 The holy of holies at Abu Simbel is  oriented so that on February 21 (Ramses’s birthday)  and October 21 (Ramses’s coronation date), the rays  of the sun shine through the corridor into the sanctu- ary and illuminate Ramses and the gods. Just north of Ramses’s temple is the Small Temple,  built for Queen Nefertari, and dedicated to Hathor  as Abshek, an obscure Nubian goddess of love and  beauty. The front of Nefertari’s temple is shaped like  a pylon and faced with six colossal statues: four of  Ramses and two of Nefertari, each about 33 feet tall. An inscription over the door reads: Rameses II, he has made a temple, excavated in  the mountain, of eternal workmanship, for the  chief queen Nefertari, beloved of Mut, in Nubia,  forever and ever, Nefertari for whose sake the  very sun does shine. Inside, the great hall is supported by six Hathor- head columns that incorporate the shape of the sis- trum, the sacred rattle used in religious ceremonies.

 In the vestibule, or second room, are religious scenes with Nefertari in the company of goddesses. On the right of the main vestibule door, Hathor-Abshek  looks on as Isis places a crown upon Nefertari’s head. On the left side of the vestibule door, Nefertari stands with Ramses, who presents a bouquet of flowers to  Tauret, the goddess of pregnancy and childbirth.  The third room, the Holy of Holies, where the cult statues were kept, is decorated with various goddesses. One wall is carved to show Hathor as a cow goddess emerging from a mountain to protect the king, who stands in front of her. On the side walls, Ramses and Nefertari appear in the company of the gods with  Ramses offering incense and libations to himself and his queen, indicating that they are both deified.

The temples at Abu Simbel are unique because  they were carved from a mountain, not built of  stone blocks. When the Aswan High Dam was being constructed in the 1960s, both temples were saved  from the rising water that formed Lake Nasr behind the dam.

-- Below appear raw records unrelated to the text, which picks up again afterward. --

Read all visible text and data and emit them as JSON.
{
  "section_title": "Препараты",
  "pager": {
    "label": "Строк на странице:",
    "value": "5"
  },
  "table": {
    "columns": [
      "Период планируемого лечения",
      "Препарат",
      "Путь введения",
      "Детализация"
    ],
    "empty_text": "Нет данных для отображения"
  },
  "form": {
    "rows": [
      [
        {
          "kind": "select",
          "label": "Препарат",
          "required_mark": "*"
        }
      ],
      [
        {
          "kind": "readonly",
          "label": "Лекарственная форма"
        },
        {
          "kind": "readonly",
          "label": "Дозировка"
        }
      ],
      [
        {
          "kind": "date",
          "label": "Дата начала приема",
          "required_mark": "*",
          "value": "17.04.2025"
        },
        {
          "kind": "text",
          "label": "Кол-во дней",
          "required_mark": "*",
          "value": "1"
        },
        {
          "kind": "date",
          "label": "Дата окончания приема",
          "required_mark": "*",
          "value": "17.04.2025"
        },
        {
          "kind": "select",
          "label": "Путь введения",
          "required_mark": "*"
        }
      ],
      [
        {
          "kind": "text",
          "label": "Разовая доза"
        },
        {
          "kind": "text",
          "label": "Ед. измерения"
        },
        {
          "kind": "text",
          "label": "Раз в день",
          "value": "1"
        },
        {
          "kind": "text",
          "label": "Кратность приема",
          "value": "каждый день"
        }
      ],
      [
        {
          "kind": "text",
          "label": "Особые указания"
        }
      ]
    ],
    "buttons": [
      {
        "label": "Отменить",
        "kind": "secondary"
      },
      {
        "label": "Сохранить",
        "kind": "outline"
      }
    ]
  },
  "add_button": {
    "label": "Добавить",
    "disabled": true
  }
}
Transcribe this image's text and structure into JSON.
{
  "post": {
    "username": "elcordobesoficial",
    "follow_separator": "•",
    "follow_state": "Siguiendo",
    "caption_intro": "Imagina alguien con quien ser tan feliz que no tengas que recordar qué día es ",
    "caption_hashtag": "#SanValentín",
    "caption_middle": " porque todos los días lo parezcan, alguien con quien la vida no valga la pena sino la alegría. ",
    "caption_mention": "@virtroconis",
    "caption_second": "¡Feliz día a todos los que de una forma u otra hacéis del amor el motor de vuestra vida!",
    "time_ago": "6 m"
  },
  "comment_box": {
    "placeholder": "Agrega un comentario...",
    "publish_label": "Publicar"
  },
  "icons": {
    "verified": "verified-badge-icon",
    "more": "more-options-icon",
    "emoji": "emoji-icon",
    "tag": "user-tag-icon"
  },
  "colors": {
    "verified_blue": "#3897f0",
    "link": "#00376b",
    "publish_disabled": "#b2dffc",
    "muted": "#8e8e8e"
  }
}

UNESCO, the United Nations Educa- tional, Scientific and Cultural Organization, and the Egyptian government dismantled the temples, cut  the facades into blocks, numbered them, and moved them to higher ground. The reassembled temples  were carefully placed so the sun still shines into the  holy of holies on February 21 and October 21, just as in ancient times.